(Stored data)
^^^^

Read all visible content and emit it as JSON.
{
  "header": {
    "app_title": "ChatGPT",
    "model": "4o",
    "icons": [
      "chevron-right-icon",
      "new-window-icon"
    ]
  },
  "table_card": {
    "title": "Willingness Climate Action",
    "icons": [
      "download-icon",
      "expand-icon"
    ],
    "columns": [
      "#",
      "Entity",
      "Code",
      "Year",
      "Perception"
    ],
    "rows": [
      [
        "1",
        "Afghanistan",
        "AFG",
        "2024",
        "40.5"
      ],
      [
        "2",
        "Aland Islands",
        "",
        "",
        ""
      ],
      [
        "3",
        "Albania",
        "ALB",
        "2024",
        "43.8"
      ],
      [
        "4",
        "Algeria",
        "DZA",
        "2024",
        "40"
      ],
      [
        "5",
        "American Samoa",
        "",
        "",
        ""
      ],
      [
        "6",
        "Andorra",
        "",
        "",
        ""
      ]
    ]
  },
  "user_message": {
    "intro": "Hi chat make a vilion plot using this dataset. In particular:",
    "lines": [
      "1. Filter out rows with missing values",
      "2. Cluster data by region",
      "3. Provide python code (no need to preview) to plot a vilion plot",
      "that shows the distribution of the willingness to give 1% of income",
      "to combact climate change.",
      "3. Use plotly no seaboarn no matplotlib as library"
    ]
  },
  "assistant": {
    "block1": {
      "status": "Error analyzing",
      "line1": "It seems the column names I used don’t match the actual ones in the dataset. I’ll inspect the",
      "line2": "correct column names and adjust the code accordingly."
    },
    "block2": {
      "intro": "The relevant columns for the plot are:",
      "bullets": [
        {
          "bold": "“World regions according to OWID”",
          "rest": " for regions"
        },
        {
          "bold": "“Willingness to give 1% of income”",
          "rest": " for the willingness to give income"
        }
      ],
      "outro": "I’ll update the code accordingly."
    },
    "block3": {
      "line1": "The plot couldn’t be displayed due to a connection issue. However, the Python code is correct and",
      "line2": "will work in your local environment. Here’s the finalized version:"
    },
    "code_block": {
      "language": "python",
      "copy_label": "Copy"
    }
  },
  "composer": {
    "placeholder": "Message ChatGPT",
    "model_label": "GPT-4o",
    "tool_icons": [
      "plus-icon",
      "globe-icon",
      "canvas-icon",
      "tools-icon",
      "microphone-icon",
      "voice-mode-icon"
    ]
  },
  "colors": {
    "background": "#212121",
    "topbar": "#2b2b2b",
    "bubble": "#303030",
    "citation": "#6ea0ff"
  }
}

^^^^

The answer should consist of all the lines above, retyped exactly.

Read all visible content and emit it as JSON.
{
  "header": {
    "app_title": "ChatGPT",
    "model": "4o",
    "icons": [
      "chevron-right-icon",
      "new-window-icon"
    ]
  },
  "table_card": {
    "title": "Willingness Climate Action",
    "icons": [
      "download-icon",
      "expand-icon"
    ],
    "columns": [
      "#",
      "Entity",
      "Code",
      "Year",
      "Perception"
    ],
    "rows": [
      [
        "1",
        "Afghanistan",
        "AFG",
        "2024",
        "40.5"
      ],
      [
        "2",
        "Aland Islands",
        "",
        "",
        ""
      ],
      [
        "3",
        "Albania",
        "ALB",
        "2024",
        "43.8"
      ],
      [
        "4",
        "Algeria",
        "DZA",
        "2024",
        "40"
      ],
      [
        "5",
        "American Samoa",
        "",
        "",
        ""
      ],
      [
        "6",
        "Andorra",
        "",
        "",
        ""
      ]
    ]
  },
  "user_message": {
    "intro": "Hi chat make a vilion plot using this dataset. In particular:",
    "lines": [
      "1. Filter out rows with missing values",
      "2. Cluster data by region",
      "3. Provide python code (no need to preview) to plot a vilion plot",
      "that shows the distribution of the willingness to give 1% of income",
      "to combact climate change.",
      "3. Use plotly no seaboarn no matplotlib as library"
    ]
  },
  "assistant": {
    "block1": {
      "status": "Error analyzing",
      "line1": "It seems the column names I used don’t match the actual ones in the dataset. I’ll inspect the",
      "line2": "correct column names and adjust the code accordingly."
    },
    "block2": {
      "intro": "The relevant columns for the plot are:",
      "bullets": [
        {
          "bold": "“World regions according to OWID”",
          "rest": " for regions"
        },
        {
          "bold": "“Willingness to give 1% of income”",
          "rest": " for the willingness to give income"
        }
      ],
      "outro": "I’ll update the code accordingly."
    },
    "block3": {
      "line1": "The plot couldn’t be displayed due to a connection issue. However, the Python code is correct and",
      "line2": "will work in your local environment. Here’s the finalized version:"
    },
    "code_block": {
      "language": "python",
      "copy_label": "Copy"
    }
  },
  "composer": {
    "placeholder": "Message ChatGPT",
    "model_label": "GPT-4o",
    "tool_icons": [
      "plus-icon",
      "globe-icon",
      "canvas-icon",
      "tools-icon",
      "microphone-icon",
      "voice-mode-icon"
    ]
  },
  "colors": {
    "background": "#212121",
    "topbar": "#2b2b2b",
    "bubble": "#303030",
    "citation": "#6ea0ff"
  }
}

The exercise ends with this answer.